Can You Dig It invites you, community garden members and lovers, to be part of its Community Garden Coalition. This is a series of events for community gardening enthusiasts to connect, learn and share best practices about creating community gardens that are inclusive, safe and participatory. The goal is to create an environment where members of the community can connect and host events together outside of growing food. These events are self-managed, and therefore include fundraising aspects, planning for the future and relevant governance. Participants in the coalition are exposed to many opportunities, such as organized food donations, a garden buddy system, plot use, education on best practices for gardening and gardening support.
Five sharing events have been organized throughout April, May and June. All events take place from 7-9pm. Each session features a guest speaker from the community garden community, graphic facilitation, and time to connect with others.
Join us at one of the upcoming events:
- Thursday, May 15th with Ladybug C.G. | The Hub – 251 East 11th Ave, Vancouver
- Thursday, May 22nd with Stride C.G. | Stride Community School – 7014 Stride Ave, Vancouver
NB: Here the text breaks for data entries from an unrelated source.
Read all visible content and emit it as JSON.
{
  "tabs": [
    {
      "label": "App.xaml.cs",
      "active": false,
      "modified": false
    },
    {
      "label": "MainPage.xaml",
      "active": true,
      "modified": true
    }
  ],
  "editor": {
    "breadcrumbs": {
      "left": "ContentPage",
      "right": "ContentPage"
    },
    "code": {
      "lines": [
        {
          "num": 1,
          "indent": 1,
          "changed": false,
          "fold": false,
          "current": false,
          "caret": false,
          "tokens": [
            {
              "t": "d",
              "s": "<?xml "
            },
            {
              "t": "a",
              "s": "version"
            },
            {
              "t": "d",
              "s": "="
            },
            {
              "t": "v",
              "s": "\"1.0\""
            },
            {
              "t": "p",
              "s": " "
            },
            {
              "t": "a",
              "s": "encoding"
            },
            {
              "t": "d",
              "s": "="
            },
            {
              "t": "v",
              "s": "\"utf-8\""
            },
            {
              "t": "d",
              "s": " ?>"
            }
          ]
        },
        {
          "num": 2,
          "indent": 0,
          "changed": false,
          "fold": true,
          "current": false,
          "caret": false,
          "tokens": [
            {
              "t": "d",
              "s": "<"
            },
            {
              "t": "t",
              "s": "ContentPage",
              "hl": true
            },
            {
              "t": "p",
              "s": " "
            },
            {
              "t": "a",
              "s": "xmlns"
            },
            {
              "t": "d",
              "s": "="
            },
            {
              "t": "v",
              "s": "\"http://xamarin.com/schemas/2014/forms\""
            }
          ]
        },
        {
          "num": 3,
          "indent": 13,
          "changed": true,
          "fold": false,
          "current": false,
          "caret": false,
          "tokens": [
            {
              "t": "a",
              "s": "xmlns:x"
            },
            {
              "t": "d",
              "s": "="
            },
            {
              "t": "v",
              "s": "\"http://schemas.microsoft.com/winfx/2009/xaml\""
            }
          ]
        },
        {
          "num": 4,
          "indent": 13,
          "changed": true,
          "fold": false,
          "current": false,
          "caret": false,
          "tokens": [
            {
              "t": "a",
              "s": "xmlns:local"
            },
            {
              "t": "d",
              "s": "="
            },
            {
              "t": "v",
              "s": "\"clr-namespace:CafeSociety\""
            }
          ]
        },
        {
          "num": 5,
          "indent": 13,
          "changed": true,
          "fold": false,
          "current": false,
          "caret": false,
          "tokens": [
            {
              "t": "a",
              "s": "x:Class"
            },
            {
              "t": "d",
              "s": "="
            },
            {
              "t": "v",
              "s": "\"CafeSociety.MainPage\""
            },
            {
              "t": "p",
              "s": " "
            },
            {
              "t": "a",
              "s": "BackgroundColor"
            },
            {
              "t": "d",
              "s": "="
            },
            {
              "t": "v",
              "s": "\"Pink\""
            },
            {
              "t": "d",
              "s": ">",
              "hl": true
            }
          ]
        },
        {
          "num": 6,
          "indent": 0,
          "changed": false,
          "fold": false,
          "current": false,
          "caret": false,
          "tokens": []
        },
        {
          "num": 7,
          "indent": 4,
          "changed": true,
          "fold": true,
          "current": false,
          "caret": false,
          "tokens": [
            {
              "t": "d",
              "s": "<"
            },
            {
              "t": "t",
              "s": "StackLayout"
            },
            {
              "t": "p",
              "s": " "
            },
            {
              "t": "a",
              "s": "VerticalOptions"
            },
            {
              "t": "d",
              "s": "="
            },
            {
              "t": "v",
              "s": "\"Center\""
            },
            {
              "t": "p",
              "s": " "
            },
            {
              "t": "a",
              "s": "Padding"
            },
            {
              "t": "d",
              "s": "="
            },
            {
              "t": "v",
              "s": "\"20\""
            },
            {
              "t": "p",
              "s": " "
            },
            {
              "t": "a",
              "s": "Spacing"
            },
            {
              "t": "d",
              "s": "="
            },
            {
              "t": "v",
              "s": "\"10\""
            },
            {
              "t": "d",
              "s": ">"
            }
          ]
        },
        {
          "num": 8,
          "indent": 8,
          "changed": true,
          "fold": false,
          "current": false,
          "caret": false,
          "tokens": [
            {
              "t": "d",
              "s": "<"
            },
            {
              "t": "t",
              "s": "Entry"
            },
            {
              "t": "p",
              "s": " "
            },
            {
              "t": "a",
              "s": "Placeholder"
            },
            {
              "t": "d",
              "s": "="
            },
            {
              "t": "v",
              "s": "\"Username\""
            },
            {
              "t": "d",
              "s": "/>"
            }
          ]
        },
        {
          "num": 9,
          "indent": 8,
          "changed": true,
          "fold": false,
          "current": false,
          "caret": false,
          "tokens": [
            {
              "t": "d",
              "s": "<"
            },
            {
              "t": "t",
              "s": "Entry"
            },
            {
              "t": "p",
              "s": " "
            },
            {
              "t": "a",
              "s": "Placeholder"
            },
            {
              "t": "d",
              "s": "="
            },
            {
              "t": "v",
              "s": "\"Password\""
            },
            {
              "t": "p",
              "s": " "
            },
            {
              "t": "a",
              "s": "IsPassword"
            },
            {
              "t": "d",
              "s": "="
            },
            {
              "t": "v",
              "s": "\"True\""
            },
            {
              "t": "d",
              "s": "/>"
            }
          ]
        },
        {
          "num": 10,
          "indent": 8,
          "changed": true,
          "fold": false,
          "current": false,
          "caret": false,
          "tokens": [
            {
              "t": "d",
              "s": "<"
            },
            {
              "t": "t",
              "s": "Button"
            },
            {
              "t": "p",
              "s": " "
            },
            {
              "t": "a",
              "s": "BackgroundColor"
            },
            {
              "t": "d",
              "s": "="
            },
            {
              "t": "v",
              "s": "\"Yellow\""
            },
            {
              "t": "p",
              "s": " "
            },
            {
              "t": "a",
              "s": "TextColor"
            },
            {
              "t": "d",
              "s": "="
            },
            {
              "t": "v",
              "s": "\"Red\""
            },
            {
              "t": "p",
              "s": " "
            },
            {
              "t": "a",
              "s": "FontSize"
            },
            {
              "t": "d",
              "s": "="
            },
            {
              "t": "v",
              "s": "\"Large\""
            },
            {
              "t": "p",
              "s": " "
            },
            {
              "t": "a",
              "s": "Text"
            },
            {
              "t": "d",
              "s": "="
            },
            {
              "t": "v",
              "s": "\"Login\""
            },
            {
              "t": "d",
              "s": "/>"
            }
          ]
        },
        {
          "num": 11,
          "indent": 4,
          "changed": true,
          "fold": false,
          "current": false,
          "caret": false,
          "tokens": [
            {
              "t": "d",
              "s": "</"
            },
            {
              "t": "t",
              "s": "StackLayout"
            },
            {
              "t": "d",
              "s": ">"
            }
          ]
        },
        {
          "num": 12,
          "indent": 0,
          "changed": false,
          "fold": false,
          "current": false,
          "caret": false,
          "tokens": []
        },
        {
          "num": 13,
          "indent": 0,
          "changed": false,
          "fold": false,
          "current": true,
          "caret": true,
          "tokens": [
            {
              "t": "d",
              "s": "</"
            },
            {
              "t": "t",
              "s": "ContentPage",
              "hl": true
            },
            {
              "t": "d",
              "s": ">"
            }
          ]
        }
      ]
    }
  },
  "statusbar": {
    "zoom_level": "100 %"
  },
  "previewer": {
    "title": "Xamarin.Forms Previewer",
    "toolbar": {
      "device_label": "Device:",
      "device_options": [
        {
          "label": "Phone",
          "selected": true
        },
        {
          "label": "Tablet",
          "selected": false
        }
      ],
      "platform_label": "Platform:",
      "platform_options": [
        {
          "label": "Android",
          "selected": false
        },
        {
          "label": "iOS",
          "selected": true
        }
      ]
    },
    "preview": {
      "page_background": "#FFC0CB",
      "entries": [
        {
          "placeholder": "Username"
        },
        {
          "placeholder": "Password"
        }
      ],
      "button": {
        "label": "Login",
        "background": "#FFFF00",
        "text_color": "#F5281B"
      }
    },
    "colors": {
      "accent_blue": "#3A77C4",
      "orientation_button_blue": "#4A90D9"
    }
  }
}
- Thursday, June 5th with Village Vancouver | McBride Fieldhouse – 2250 West 4th Ave, Vancouver
- Thursday, June 12th with Food for Thought | Alexandra Neighbourhood House – 2916 McBride Ave, Surrey
Can You Dig It (CYDI) is an initiative by posAbilities that supports communities to create welcoming and inclusive food-growing gardens where everyone belongs. Currently in our 5th growing season, CYDI has been engaged in the creation of 36 gardens throughout the Lower Mainland.